Tallinn mayor rejects Guardian road criticism
In a response to an article in UK quality daily The Guardian, Mayor of Tallinn Taavi Aas has rejected criticism concerning the construction of Reidi Road (Reidi Tee) in central Tallinn.
Finnish urbanist Timo Hämäläinen, described the planned road link as a 'highway on the waterfront', according to Aas and accused the Tallinn city authorities of paving the seaside park, in the article entitled ''This waterfront needs a highway: the huge mistakes cities keep making'' in last Thursday's Guardian.
In his response, Aas stated that the planned road is somewhat of an 'ordinary' four-lane road, but which also contains, somehow, recreation areas, benches and bicycle lanes, and a rubber-covered jogging track at the sea side.
"The highest speed allowed on the future Reidi Tee will be 40 km/h (c. 25 mph), which certainly does not sound like a real highway," Mr. Aas averred.
Aas says road to make use of derelict land
As regards the charge of paving the seaside park, Mr. Aas said that, actually, even though some trees were indeed cut down during the preparation work, the park is still very much in place and will remain after the completion of the work in a little over 18 months from now. He also argued that Hämäläinen seemed to be unaware that much of the proposed road is to pass through the areas so far not in active use by the citizens of Tallinn.
"In one stretch there is just an abandoned parking lot, a derelict building, heaps of soil, and some tracks not very conducive to a seaside stroll," he reportedly said.
In an article examining what he sees as mistakes in environmental design made by various cities around the globe, including in Canada, Germany and Hämäläinen's native Finland, the article rounds off with Tallinn, which it is argued was swimming particularly hard against the current of the modern principles of city planning in the world by building a substantial highway by the city's waterfront.
Swimming against global urban development trends
"The Estonian capital of Tallinn has decided to invest in a brand-new downtown highway, in order to grant easier harbour access to trucks," the article read.

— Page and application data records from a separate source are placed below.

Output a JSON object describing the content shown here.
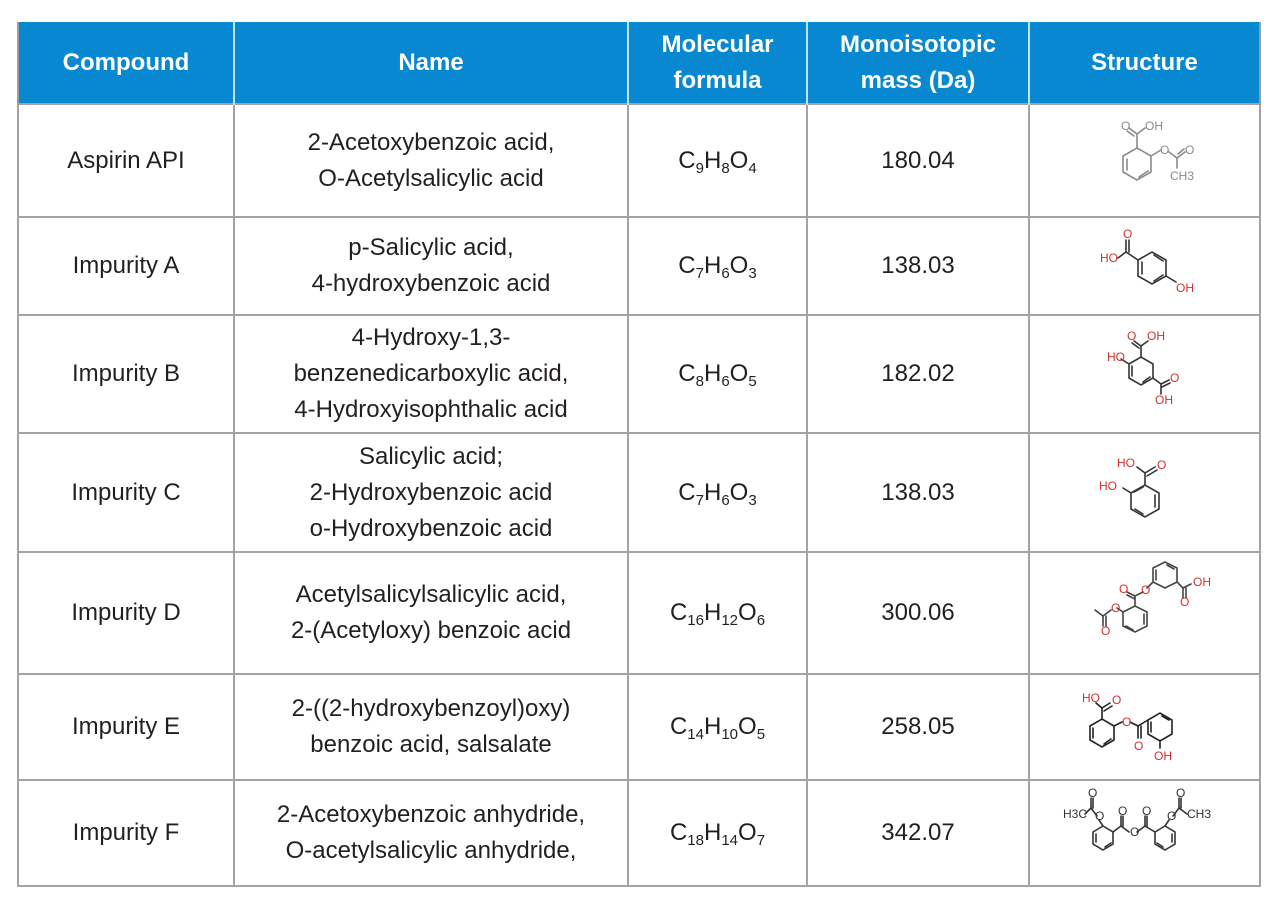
{
  "table": {
    "headers": {
      "compound": "Compound",
      "name": "Name",
      "formula": [
        "Molecular",
        "formula"
      ],
      "mass": [
        "Monoisotopic",
        "mass (Da)"
      ],
      "structure": "Structure"
    },
    "rows": [
      {
        "compound": "Aspirin API",
        "names": [
          "2-Acetoxybenzoic acid,",
          "O-Acetylsalicylic acid"
        ],
        "formula": {
          "C": "9",
          "H": "8",
          "O": "4"
        },
        "mass": "180.04",
        "structure_icon": "aspirin-structure-icon"
      },
      {
        "compound": "Impurity A",
        "names": [
          "p-Salicylic acid,",
          "4-hydroxybenzoic acid"
        ],
        "formula": {
          "C": "7",
          "H": "6",
          "O": "3"
        },
        "mass": "138.03",
        "structure_icon": "4-hydroxybenzoic-acid-structure-icon"
      },
      {
        "compound": "Impurity B",
        "names": [
          "4-Hydroxy-1,3-",
          "benzenedicarboxylic acid,",
          "4-Hydroxyisophthalic acid"
        ],
        "formula": {
          "C": "8",
          "H": "6",
          "O": "5"
        },
        "mass": "182.02",
        "structure_icon": "4-hydroxyisophthalic-acid-structure-icon"
      },
      {
        "compound": "Impurity C",
        "names": [
          "Salicylic acid;",
          "2-Hydroxybenzoic acid",
          "o-Hydroxybenzoic acid"
        ],
        "formula": {
          "C": "7",
          "H": "6",
          "O": "3"
        },
        "mass": "138.03",
        "structure_icon": "salicylic-acid-structure-icon"
      },
      {
        "compound": "Impurity D",
        "names": [
          "Acetylsalicylsalicylic acid,",
          "2-(Acetyloxy) benzoic acid"
        ],
        "formula": {
          "C": "16",
          "H": "12",
          "O": "6"
        },
        "mass": "300.06",
        "structure_icon": "acetylsalicylsalicylic-acid-structure-icon"
      },
      {
        "compound": "Impurity E",
        "names": [
          "2-((2-hydroxybenzoyl)oxy)",
          "benzoic acid, salsalate"
        ],
        "formula": {
          "C": "14",
          "H": "10",
          "O": "5"
        },
        "mass": "258.05",
        "structure_icon": "salsalate-structure-icon"
      },
      {
        "compound": "Impurity F",
        "names": [
          "2-Acetoxybenzoic anhydride,",
          "O-acetylsalicylic anhydride,"
        ],
        "formula": {
          "C": "18",
          "H": "14",
          "O": "7"
        },
        "mass": "342.07",
        "structure_icon": "acetylsalicylic-anhydride-structure-icon"
      }
    ],
    "structure_labels": {
      "oh": "OH",
      "ho": "HO",
      "o": "O",
      "ch3": "CH3",
      "h3c": "H3C"
    }
  },
  "colors": {
    "header_bg": "#0788d0",
    "header_text": "#ffffff",
    "border": "#a3a3a3",
    "text": "#231f20",
    "atom_red": "#d0312d",
    "structure_gray": "#8a8a8a"
  }
}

"In the process, it will pave over one of the city's only seaside parks. As a kind of absurd flourish, the city has promised to build a shiny promenade and public space in the only narrow stretch of land that now remains between the sea and multiple lanes of traffic," Hämäläinen continued.
The public utility services department of the City of Tallinn together with the winners of the public procurement round, KMG Inseneriehituse AS and Verston Ehitus OÜ, concluded a €38.1 million contract on June 22 for the construction of the Reidi Road, which is to be a new 1.7km interconnection between the port area of Tallinn and a major road intersection to the east of the city centre close to Pirita, along the waterfront between the two and near to the Russalka monument.

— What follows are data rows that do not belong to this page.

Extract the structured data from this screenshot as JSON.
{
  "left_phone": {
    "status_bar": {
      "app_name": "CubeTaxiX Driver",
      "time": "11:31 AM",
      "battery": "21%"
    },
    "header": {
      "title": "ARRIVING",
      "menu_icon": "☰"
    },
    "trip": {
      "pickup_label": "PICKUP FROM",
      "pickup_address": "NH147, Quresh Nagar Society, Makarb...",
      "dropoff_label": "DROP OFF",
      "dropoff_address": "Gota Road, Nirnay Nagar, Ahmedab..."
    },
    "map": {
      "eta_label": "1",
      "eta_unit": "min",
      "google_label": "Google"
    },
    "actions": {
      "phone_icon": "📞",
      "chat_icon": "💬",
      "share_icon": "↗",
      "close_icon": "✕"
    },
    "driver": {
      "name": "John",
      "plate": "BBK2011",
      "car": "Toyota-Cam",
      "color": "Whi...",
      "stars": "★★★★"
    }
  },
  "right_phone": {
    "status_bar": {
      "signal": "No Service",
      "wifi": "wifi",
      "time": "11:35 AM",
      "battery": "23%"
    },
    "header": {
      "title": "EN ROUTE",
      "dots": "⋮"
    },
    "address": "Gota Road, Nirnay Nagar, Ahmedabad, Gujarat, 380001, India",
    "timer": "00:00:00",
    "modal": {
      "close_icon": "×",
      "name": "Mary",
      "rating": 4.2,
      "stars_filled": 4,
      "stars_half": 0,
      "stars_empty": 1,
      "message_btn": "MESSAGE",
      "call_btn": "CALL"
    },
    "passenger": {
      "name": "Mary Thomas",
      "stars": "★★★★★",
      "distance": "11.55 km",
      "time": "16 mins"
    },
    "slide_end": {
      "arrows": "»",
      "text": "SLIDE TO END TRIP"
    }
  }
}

The plan for the construction of the proposed road has also reportedly received extensive criticism from environmentalists and civic activists in Estonia.
The Guardian article is here.
Editor: Andrew Whyte